“For example, Reher (1998) views Mediterranean countries as societies with strong family status and Northern and Central European countries as societies where the family status is weak and the individual status is strong. In countries with strong family ties, young adults remain in the same household as their parents for a long time until they marry and start their own families.” (Kääriäinen et al., 2022, p. 7) […] “In countries with weak family ties, young people become independent at an early age and start living independently of their parents before committing to a relationship and starting a family of their own.” (Kääriäinen et al., 2022, p. 7)
“Individuals in countries with high levels of public services and transfers, such as Nordic countries, are not prepared to commit to strong standards of informal care. However, in Mediterranean and many Eastern European countries, because it is often difficult to obtain public support for coping with caregiving responsibility, it is only natural that the normative pressure to provide informal care increases (Calzada & Brooks, 2013; Marckman, 2017).” (Kääriäinen et al., 2022, p. 8)
“In cultures that emphasise collectivism, the family, other nearby communities, or the nation define the status and behaviour of people. In individualistic cultures, on the other hand, people are autonomous and relatively independent of communal norms. Individualistic cultures prioritise the individual’s own goals and aspirations. (Triandis, 2001; Hui and Triandis, 1986)” (Kääriäinen et al., 2022, p. 9)
“The goals concerning increasing the employment rate of women have clearly been successful. From the point of view of our research, it is especially interesting to examine the development of the employment rate of women approaching retirement age, because these women are mainly expected to take on increasing responsibility for the care of their own parents.” (Kääriäinen et al., 2022, p. 12)

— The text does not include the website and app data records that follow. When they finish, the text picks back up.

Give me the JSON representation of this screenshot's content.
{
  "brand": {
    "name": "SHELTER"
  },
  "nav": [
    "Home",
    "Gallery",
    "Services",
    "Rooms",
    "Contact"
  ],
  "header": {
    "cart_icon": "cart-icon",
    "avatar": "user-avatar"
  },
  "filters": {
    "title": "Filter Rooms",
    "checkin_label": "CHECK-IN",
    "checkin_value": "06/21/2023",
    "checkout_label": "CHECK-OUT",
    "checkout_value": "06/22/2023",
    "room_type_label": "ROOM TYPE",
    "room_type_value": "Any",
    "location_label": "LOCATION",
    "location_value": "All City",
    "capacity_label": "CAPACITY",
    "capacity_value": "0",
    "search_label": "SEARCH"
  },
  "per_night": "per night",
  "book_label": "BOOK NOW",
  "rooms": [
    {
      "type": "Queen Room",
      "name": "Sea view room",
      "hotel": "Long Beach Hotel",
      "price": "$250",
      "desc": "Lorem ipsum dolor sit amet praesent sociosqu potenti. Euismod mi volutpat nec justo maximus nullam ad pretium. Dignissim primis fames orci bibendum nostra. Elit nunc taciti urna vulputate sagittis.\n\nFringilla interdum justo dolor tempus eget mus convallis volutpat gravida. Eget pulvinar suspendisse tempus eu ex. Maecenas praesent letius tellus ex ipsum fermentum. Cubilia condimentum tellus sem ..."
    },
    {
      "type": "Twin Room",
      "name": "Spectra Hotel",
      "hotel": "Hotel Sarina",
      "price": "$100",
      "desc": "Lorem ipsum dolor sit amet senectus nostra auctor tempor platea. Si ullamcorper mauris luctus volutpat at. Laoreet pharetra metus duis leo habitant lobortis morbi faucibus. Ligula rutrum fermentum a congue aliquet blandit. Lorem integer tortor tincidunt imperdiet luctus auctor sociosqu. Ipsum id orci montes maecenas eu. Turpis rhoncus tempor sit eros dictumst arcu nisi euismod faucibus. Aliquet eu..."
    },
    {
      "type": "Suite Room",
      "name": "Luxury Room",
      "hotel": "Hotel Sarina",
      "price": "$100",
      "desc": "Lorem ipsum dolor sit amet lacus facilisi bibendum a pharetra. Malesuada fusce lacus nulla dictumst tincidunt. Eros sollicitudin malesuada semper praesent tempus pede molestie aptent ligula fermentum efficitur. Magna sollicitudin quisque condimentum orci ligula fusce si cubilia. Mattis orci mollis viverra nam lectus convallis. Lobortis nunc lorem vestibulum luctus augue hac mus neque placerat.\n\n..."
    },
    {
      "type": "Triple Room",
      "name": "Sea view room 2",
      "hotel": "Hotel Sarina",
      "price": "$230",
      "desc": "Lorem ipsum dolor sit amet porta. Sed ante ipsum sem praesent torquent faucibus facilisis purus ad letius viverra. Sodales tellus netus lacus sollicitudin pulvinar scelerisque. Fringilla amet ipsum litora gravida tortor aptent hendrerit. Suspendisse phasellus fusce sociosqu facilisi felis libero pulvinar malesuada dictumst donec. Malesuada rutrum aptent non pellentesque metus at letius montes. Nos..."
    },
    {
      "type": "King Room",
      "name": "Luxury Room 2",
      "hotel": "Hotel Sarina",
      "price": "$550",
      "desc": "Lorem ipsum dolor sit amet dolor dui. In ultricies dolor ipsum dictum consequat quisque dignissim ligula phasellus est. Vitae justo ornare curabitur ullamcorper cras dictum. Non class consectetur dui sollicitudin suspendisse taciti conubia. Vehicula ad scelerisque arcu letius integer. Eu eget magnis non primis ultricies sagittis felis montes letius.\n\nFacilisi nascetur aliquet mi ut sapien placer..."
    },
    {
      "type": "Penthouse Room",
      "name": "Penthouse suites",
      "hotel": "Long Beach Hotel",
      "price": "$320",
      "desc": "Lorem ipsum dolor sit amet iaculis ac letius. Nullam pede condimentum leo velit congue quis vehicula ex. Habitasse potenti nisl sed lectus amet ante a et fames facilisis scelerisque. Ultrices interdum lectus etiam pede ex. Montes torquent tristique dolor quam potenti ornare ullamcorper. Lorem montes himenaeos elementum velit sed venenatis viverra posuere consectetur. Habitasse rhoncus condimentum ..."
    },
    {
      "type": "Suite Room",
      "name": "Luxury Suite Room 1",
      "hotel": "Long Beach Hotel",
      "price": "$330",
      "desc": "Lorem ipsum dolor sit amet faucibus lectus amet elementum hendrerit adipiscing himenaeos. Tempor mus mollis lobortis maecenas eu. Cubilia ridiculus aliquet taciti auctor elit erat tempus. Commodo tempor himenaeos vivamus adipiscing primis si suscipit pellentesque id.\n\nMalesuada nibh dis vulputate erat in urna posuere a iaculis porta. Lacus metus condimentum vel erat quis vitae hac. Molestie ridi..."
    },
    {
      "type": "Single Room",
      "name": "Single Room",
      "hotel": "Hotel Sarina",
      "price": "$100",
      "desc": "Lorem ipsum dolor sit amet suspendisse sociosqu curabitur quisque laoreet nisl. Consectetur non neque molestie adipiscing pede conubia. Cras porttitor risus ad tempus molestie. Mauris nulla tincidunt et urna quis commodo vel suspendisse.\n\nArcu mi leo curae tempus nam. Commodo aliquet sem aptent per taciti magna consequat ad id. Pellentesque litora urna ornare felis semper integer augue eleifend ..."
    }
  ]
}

“The main finding was that in 2017 the level of AFR was more negative than in 2001 in 10 countries. Generally speaking, this change seems to apply to both sexes and all age groups. Most drastically, however, the change concerns those who have traditionally borne the greatest responsibility in caring for their ageing parents, namely women in late middle age.” (Kääriäinen et al., 2022, p. 20) […] “Perhaps the most important change affecting the family unit, however, relates to the improved position of women in the labour market. In this respect, the change in Europe over the past couple of decades has been downright dramatic, with developments unlikely to change its course.” (Kääriäinen et al., 2022, p. 20) […] “In many countries, welfare systems are still very family-oriented, with the assumption that the younger generations (in practice, women) are ultimately responsible for taking care of their parents.” (Kääriäinen et al., 2022, p. 21) […] “Several research findings support the idea that the younger generations want to participate in the care of their parents and grandparents in the future. However, the kind of care that people are ready to commit to and the kind of division of labour that is desired among family, public service, and market-based solutions must be determined through a comprehensive study.” (Kääriäinen et al., 2022, p. 23)
Kääriäinen, J., Danielsbacka, M., & Tanskanen, A. O. (2022). Attitudes towards filial responsibility between 2001 and 2017 in Europe. INVEST Working Papers 61/2022, 1–38.